• **Aim of the exercise**
Copy all the entries below exactly, but not the pictures.

========================================================================

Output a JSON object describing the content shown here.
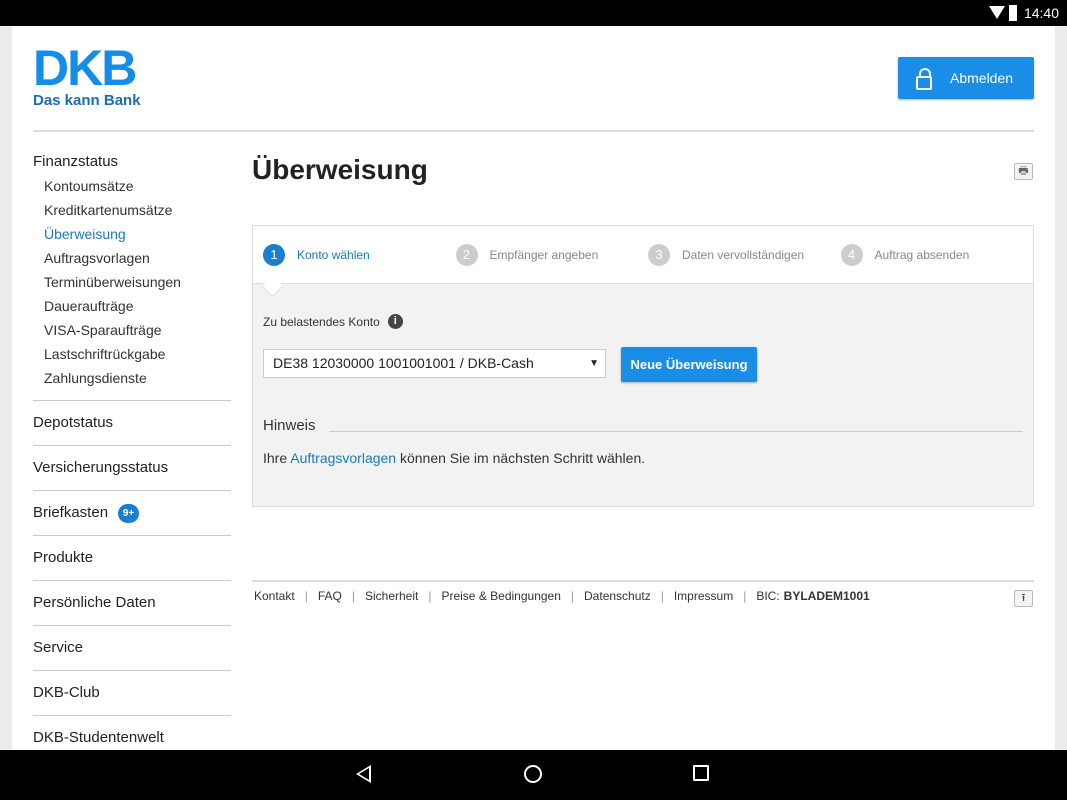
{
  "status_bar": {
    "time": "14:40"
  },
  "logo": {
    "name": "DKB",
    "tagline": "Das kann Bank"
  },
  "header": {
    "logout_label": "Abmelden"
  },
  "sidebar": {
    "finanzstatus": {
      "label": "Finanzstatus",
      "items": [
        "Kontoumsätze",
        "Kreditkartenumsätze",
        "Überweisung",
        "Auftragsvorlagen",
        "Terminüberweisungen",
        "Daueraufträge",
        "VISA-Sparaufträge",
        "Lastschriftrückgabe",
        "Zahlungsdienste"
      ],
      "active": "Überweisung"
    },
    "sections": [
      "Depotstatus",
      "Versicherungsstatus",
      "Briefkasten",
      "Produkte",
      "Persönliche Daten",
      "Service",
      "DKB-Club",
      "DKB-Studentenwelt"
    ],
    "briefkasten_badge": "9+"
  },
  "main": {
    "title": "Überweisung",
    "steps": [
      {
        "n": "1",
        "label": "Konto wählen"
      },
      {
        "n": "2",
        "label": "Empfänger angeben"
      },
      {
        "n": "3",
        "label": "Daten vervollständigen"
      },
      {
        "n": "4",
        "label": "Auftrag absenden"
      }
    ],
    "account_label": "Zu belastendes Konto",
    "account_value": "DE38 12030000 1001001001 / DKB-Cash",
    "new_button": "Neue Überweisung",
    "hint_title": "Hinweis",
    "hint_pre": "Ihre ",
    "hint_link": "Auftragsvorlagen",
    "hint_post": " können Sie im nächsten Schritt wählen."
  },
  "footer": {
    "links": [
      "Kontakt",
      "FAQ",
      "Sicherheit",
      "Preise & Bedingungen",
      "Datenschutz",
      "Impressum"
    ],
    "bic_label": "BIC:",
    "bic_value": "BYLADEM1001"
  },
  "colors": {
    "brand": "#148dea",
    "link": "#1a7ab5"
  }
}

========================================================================

• **Response below**
Output a JSON object describing the content shown here.
{
  "status_bar": {
    "time": "14:40"
  },
  "logo": {
    "name": "DKB",
    "tagline": "Das kann Bank"
  },
  "header": {
    "logout_label": "Abmelden"
  },
  "sidebar": {
    "finanzstatus": {
      "label": "Finanzstatus",
      "items": [
        "Kontoumsätze",
        "Kreditkartenumsätze",
        "Überweisung",
        "Auftragsvorlagen",
        "Terminüberweisungen",
        "Daueraufträge",
        "VISA-Sparaufträge",
        "Lastschriftrückgabe",
        "Zahlungsdienste"
      ],
      "active": "Überweisung"
    },
    "sections": [
      "Depotstatus",
      "Versicherungsstatus",
      "Briefkasten",
      "Produkte",
      "Persönliche Daten",
      "Service",
      "DKB-Club",
      "DKB-Studentenwelt"
    ],
    "briefkasten_badge": "9+"
  },
  "main": {
    "title": "Überweisung",
    "steps": [
      {
        "n": "1",
        "label": "Konto wählen"
      },
      {
        "n": "2",
        "label": "Empfänger angeben"
      },
      {
        "n": "3",
        "label": "Daten vervollständigen"
      },
      {
        "n": "4",
        "label": "Auftrag absenden"
      }
    ],
    "account_label": "Zu belastendes Konto",
    "account_value": "DE38 12030000 1001001001 / DKB-Cash",
    "new_button": "Neue Überweisung",
    "hint_title": "Hinweis",
    "hint_pre": "Ihre ",
    "hint_link": "Auftragsvorlagen",
    "hint_post": " können Sie im nächsten Schritt wählen."
  },
  "footer": {
    "links": [
      "Kontakt",
      "FAQ",
      "Sicherheit",
      "Preise & Bedingungen",
      "Datenschutz",
      "Impressum"
    ],
    "bic_label": "BIC:",
    "bic_value": "BYLADEM1001"
  },
  "colors": {
    "brand": "#148dea",
    "link": "#1a7ab5"
  }
}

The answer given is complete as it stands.